Additional levels of mortality experienced by a population that can result in population extinction absent successful adaptation.
To the extent that the additional mortality is biased such that it is experienced to a greater extent by some genotypes versus others then the result of hard selection can be adaptation and specifically adaptations that, in the course of natural selection, result increases in the absolute fitness of the population. Contrast .
A defining feature of hard selection, and one that contrasts it with soft selection, is that hard selection can result in population extinction.
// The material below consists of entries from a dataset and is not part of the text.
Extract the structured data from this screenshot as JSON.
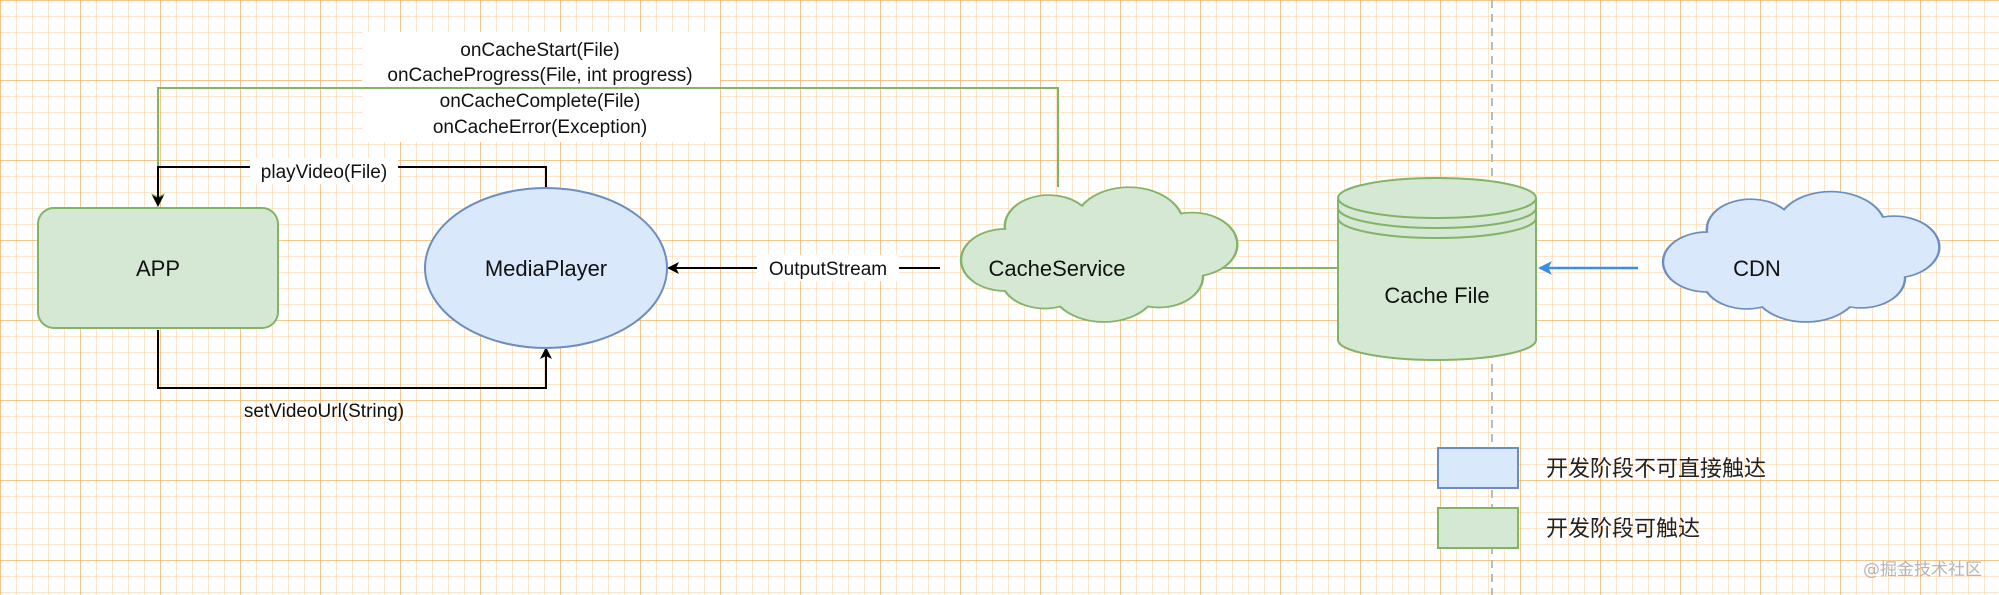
{
  "colors": {
    "green_fill": "#d5e8d4",
    "green_stroke": "#82b366",
    "blue_fill": "#dae8fc",
    "blue_stroke": "#6c8ebf",
    "cdn_arrow": "#3c8fe0",
    "black": "#000000"
  },
  "nodes": {
    "app": "APP",
    "media_player": "MediaPlayer",
    "cache_service": "CacheService",
    "cache_file": "Cache File",
    "cdn": "CDN"
  },
  "edges": {
    "play_video": "playVideo(File)",
    "set_video_url": "setVideoUrl(String)",
    "output_stream": "OutputStream",
    "callbacks": [
      "onCacheStart(File)",
      "onCacheProgress(File, int progress)",
      "onCacheComplete(File)",
      "onCacheError(Exception)"
    ]
  },
  "legend": [
    {
      "label": "开发阶段不可直接触达",
      "color": "blue"
    },
    {
      "label": "开发阶段可触达",
      "color": "green"
    }
  ],
  "watermark": "@掘金技术社区"
}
It is also important to keep in mind that while adaptation can be necessary for a population to avoid this extinction, the adaptations explicitly may be beneficial to the carrying organisms only under conditions where the agent mediating hard selection is present.
Adaptations that allow an organism to resist predators, antibiotics, , etc., thus may be advantageous — thereby increasing absolute fitness — only so long as selection by these agents are present or operating.